**Exercise:**
Work through the data line by line, gathering every line that has the word "INCREASE".

**Element data from apps and pages:**
::::::

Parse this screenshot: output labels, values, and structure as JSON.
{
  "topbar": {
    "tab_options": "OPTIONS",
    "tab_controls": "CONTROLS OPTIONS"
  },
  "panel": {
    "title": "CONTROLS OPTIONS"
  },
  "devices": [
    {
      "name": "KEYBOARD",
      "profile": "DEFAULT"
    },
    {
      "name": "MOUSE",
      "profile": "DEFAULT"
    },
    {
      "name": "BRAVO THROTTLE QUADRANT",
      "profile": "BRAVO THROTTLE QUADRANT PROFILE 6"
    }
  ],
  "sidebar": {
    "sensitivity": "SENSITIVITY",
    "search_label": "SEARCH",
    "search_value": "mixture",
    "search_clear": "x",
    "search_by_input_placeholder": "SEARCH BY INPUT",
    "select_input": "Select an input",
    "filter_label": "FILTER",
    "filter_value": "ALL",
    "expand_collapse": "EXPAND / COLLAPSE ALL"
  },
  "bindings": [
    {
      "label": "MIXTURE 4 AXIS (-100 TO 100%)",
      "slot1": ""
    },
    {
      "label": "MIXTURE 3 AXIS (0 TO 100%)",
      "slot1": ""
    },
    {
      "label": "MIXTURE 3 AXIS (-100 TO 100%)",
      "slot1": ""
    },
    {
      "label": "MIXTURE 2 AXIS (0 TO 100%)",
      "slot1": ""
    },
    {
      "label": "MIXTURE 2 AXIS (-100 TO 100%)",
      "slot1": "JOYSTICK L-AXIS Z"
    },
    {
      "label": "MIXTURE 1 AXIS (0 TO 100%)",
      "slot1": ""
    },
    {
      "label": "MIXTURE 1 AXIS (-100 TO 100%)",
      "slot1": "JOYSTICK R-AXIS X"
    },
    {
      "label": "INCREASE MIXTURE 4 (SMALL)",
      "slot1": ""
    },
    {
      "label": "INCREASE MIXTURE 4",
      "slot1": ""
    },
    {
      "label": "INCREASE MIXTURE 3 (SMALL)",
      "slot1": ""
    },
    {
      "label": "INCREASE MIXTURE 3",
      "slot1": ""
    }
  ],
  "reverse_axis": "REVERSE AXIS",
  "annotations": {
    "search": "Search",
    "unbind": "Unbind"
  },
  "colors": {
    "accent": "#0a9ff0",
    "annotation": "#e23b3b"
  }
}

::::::

**Exercise answer:**
      "label": "INCREASE MIXTURE 4 (SMALL)",
      "label": "INCREASE MIXTURE 4",
      "label": "INCREASE MIXTURE 3 (SMALL)",
      "label": "INCREASE MIXTURE 3",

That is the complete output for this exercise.